Against Demonstrations and Strikes

Dr Asangba Tzudir

Following the threat of ‘pen-down’ agitation by unpaid teachers, the State’s School Education Department has responded with a reminder of the statutory restrictions prescribed in Rule No. 25 of the Nagaland Government Servant Conduct Rules 1968 in regard to participation in demonstrations and strikes. 

As per this provision of the Rules, no Government servant should make any communication to the Press concerning ones conditions of service; nor should they call a public meeting for discussing their conditions of service, or participate in any such meeting or public discussions. It also bars Government servants from engaging or participating in any demonstration or strikes. The Rule No. 25 reminder concluded with a warning to the erring government employees of appropriate disciplinary action. 

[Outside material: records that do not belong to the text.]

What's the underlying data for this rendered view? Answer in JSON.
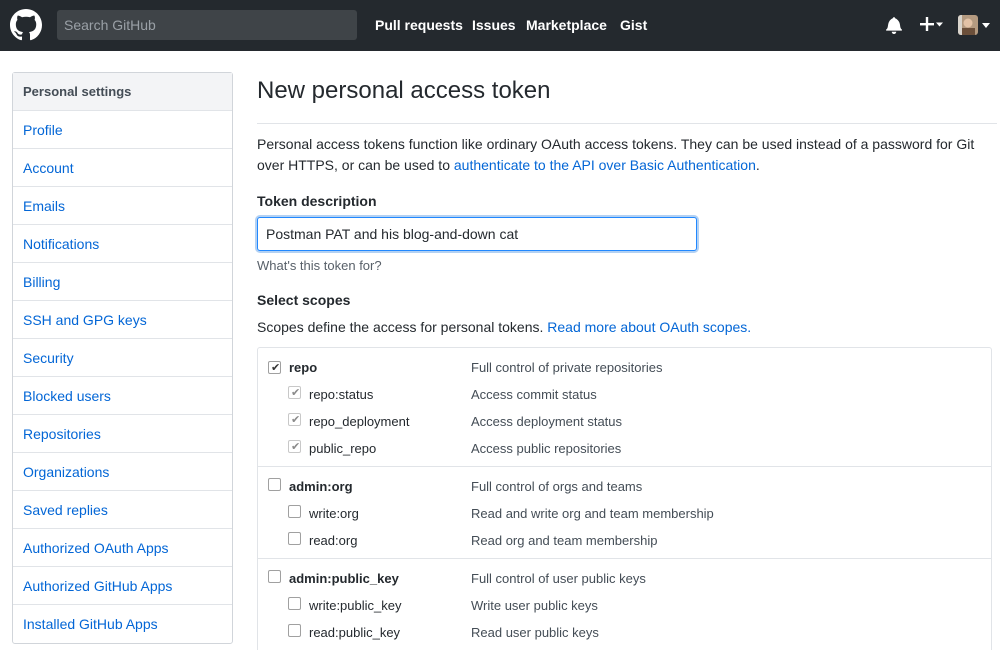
{
  "header": {
    "search_placeholder": "Search GitHub",
    "nav": [
      "Pull requests",
      "Issues",
      "Marketplace",
      "Gist"
    ]
  },
  "sidebar": {
    "heading": "Personal settings",
    "items": [
      {
        "label": "Profile"
      },
      {
        "label": "Account"
      },
      {
        "label": "Emails"
      },
      {
        "label": "Notifications"
      },
      {
        "label": "Billing"
      },
      {
        "label": "SSH and GPG keys"
      },
      {
        "label": "Security"
      },
      {
        "label": "Blocked users"
      },
      {
        "label": "Repositories"
      },
      {
        "label": "Organizations"
      },
      {
        "label": "Saved replies"
      },
      {
        "label": "Authorized OAuth Apps"
      },
      {
        "label": "Authorized GitHub Apps"
      },
      {
        "label": "Installed GitHub Apps"
      }
    ]
  },
  "main": {
    "title": "New personal access token",
    "intro_text": "Personal access tokens function like ordinary OAuth access tokens. They can be used instead of a password for Git over HTTPS, or can be used to ",
    "intro_link": "authenticate to the API over Basic Authentication",
    "intro_end": ".",
    "token_label": "Token description",
    "token_value": "Postman PAT and his blog-and-down cat",
    "token_hint": "What's this token for?",
    "scopes_label": "Select scopes",
    "scopes_note": "Scopes define the access for personal tokens. ",
    "scopes_link": "Read more about OAuth scopes."
  },
  "scopes": [
    {
      "name": "repo",
      "description": "Full control of private repositories",
      "checked": true,
      "children": [
        {
          "name": "repo:status",
          "description": "Access commit status",
          "checked": true
        },
        {
          "name": "repo_deployment",
          "description": "Access deployment status",
          "checked": true
        },
        {
          "name": "public_repo",
          "description": "Access public repositories",
          "checked": true
        }
      ]
    },
    {
      "name": "admin:org",
      "description": "Full control of orgs and teams",
      "checked": false,
      "children": [
        {
          "name": "write:org",
          "description": "Read and write org and team membership",
          "checked": false
        },
        {
          "name": "read:org",
          "description": "Read org and team membership",
          "checked": false
        }
      ]
    },
    {
      "name": "admin:public_key",
      "description": "Full control of user public keys",
      "checked": false,
      "children": [
        {
          "name": "write:public_key",
          "description": "Write user public keys",
          "checked": false
        },
        {
          "name": "read:public_key",
          "description": "Read user public keys",
          "checked": false
        }
      ]
    }
  ]
}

Protests, demonstration and strikes are not a new thing in Nagaland so do with the rest of the world. Among the many grievances leading to protests is the one by the erstwhile SSA teachers who were water cannoned. This has become a permanent marker and which serves as a reminder of the way in which teachers are treated. 

In a civilized society today, there should be no room for protests or demonstrations or strikes. There are civilized means where aggrieved parties can sit across with the concern authority and enter into a dialogue to sort out the grievances and come to a logical conclusion in the interest of everyone. So long as grievances continue to exist, it is bound of effect quality delivery at the workplace, and at the end it is the students that will suffer. 

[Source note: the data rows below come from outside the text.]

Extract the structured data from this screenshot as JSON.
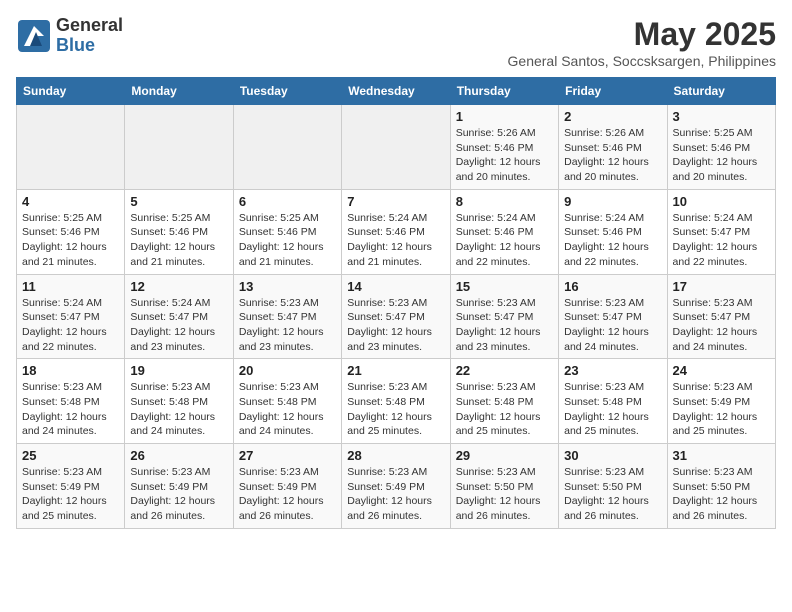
{
  "logo": {
    "general": "General",
    "blue": "Blue"
  },
  "title": "May 2025",
  "location": "General Santos, Soccsksargen, Philippines",
  "days_of_week": [
    "Sunday",
    "Monday",
    "Tuesday",
    "Wednesday",
    "Thursday",
    "Friday",
    "Saturday"
  ],
  "weeks": [
    [
      {
        "day": "",
        "info": ""
      },
      {
        "day": "",
        "info": ""
      },
      {
        "day": "",
        "info": ""
      },
      {
        "day": "",
        "info": ""
      },
      {
        "day": "1",
        "info": "Sunrise: 5:26 AM\nSunset: 5:46 PM\nDaylight: 12 hours\nand 20 minutes."
      },
      {
        "day": "2",
        "info": "Sunrise: 5:26 AM\nSunset: 5:46 PM\nDaylight: 12 hours\nand 20 minutes."
      },
      {
        "day": "3",
        "info": "Sunrise: 5:25 AM\nSunset: 5:46 PM\nDaylight: 12 hours\nand 20 minutes."
      }
    ],
    [
      {
        "day": "4",
        "info": "Sunrise: 5:25 AM\nSunset: 5:46 PM\nDaylight: 12 hours\nand 21 minutes."
      },
      {
        "day": "5",
        "info": "Sunrise: 5:25 AM\nSunset: 5:46 PM\nDaylight: 12 hours\nand 21 minutes."
      },
      {
        "day": "6",
        "info": "Sunrise: 5:25 AM\nSunset: 5:46 PM\nDaylight: 12 hours\nand 21 minutes."
      },
      {
        "day": "7",
        "info": "Sunrise: 5:24 AM\nSunset: 5:46 PM\nDaylight: 12 hours\nand 21 minutes."
      },
      {
        "day": "8",
        "info": "Sunrise: 5:24 AM\nSunset: 5:46 PM\nDaylight: 12 hours\nand 22 minutes."
      },
      {
        "day": "9",
        "info": "Sunrise: 5:24 AM\nSunset: 5:46 PM\nDaylight: 12 hours\nand 22 minutes."
      },
      {
        "day": "10",
        "info": "Sunrise: 5:24 AM\nSunset: 5:47 PM\nDaylight: 12 hours\nand 22 minutes."
      }
    ],
    [
      {
        "day": "11",
        "info": "Sunrise: 5:24 AM\nSunset: 5:47 PM\nDaylight: 12 hours\nand 22 minutes."
      },
      {
        "day": "12",
        "info": "Sunrise: 5:24 AM\nSunset: 5:47 PM\nDaylight: 12 hours\nand 23 minutes."
      },
      {
        "day": "13",
        "info": "Sunrise: 5:23 AM\nSunset: 5:47 PM\nDaylight: 12 hours\nand 23 minutes."
      },
      {
        "day": "14",
        "info": "Sunrise: 5:23 AM\nSunset: 5:47 PM\nDaylight: 12 hours\nand 23 minutes."
      },
      {
        "day": "15",
        "info": "Sunrise: 5:23 AM\nSunset: 5:47 PM\nDaylight: 12 hours\nand 23 minutes."
      },
      {
        "day": "16",
        "info": "Sunrise: 5:23 AM\nSunset: 5:47 PM\nDaylight: 12 hours\nand 24 minutes."
      },
      {
        "day": "17",
        "info": "Sunrise: 5:23 AM\nSunset: 5:47 PM\nDaylight: 12 hours\nand 24 minutes."
      }
    ],
    [
      {
        "day": "18",
        "info": "Sunrise: 5:23 AM\nSunset: 5:48 PM\nDaylight: 12 hours\nand 24 minutes."
      },
      {
        "day": "19",
        "info": "Sunrise: 5:23 AM\nSunset: 5:48 PM\nDaylight: 12 hours\nand 24 minutes."
      },
      {
        "day": "20",
        "info": "Sunrise: 5:23 AM\nSunset: 5:48 PM\nDaylight: 12 hours\nand 24 minutes."
      },
      {
        "day": "21",
        "info": "Sunrise: 5:23 AM\nSunset: 5:48 PM\nDaylight: 12 hours\nand 25 minutes."
      },
      {
        "day": "22",
        "info": "Sunrise: 5:23 AM\nSunset: 5:48 PM\nDaylight: 12 hours\nand 25 minutes."
      },
      {
        "day": "23",
        "info": "Sunrise: 5:23 AM\nSunset: 5:48 PM\nDaylight: 12 hours\nand 25 minutes."
      },
      {
        "day": "24",
        "info": "Sunrise: 5:23 AM\nSunset: 5:49 PM\nDaylight: 12 hours\nand 25 minutes."
      }
    ],
    [
      {
        "day": "25",
        "info": "Sunrise: 5:23 AM\nSunset: 5:49 PM\nDaylight: 12 hours\nand 25 minutes."
      },
      {
        "day": "26",
        "info": "Sunrise: 5:23 AM\nSunset: 5:49 PM\nDaylight: 12 hours\nand 26 minutes."
      },
      {
        "day": "27",
        "info": "Sunrise: 5:23 AM\nSunset: 5:49 PM\nDaylight: 12 hours\nand 26 minutes."
      },
      {
        "day": "28",
        "info": "Sunrise: 5:23 AM\nSunset: 5:49 PM\nDaylight: 12 hours\nand 26 minutes."
      },
      {
        "day": "29",
        "info": "Sunrise: 5:23 AM\nSunset: 5:50 PM\nDaylight: 12 hours\nand 26 minutes."
      },
      {
        "day": "30",
        "info": "Sunrise: 5:23 AM\nSunset: 5:50 PM\nDaylight: 12 hours\nand 26 minutes."
      },
      {
        "day": "31",
        "info": "Sunrise: 5:23 AM\nSunset: 5:50 PM\nDaylight: 12 hours\nand 26 minutes."
      }
    ]
  ]
}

Now, what alternative means can aggrieved teachers adopt in the face of being warned of disciplinary action? Remain silent? Hypothetically, it seems like the problems and issues in the various government sector  has stagnated to such a level that in matters  especially of grievances and denial of due rights, protests and demonstrations seem to be the best way to reach out to the government to make their grievances heard. That, it needs to go beyond the normal; otherwise, grievances are not heard? 

And why should teachers or any other government employee not protest when salary is denied for months? How can government expect it’s employees to remain mute when their salary is not paid for months, yet service is delivered because of the effects it will have on the institution. 

Reasons for delay may be genuine. Yes, Nagaland being a non revenue earning state and being dependent of Central funds are being cited. Yet, how long will Nagaland live under the shadow of this economic dependency syndrome? Also, the critical gaps found in CAG reports of Nagaland are instances to show misappropriation, negligence, fraudulence, pilferage, incomplete projects, defalcation, fictitious transactions, delay, and overstatements’ in the annual reports of the Comptroller & Auditor General (CAG) of India concerning Nagaland. Such reports are a testament to the many issues and problems confronting Nagaland today. 

When due rights are denied for whatever reasons, there is a limit beyond which human conscience is pricked and once it’s goes beyond the normal, one can only expect or adopt means that are not normal. Well, protests and strikes and demonstrations are beyond the scope of a civilized society, and it calls for dialogue rather, to settle grievances but then again there is a limit, and that the government is also bound by duty to deliver its duty.

(Dr Asangba Tzudir contributes a guest editorial to The Morung Express. Comments can be emailed to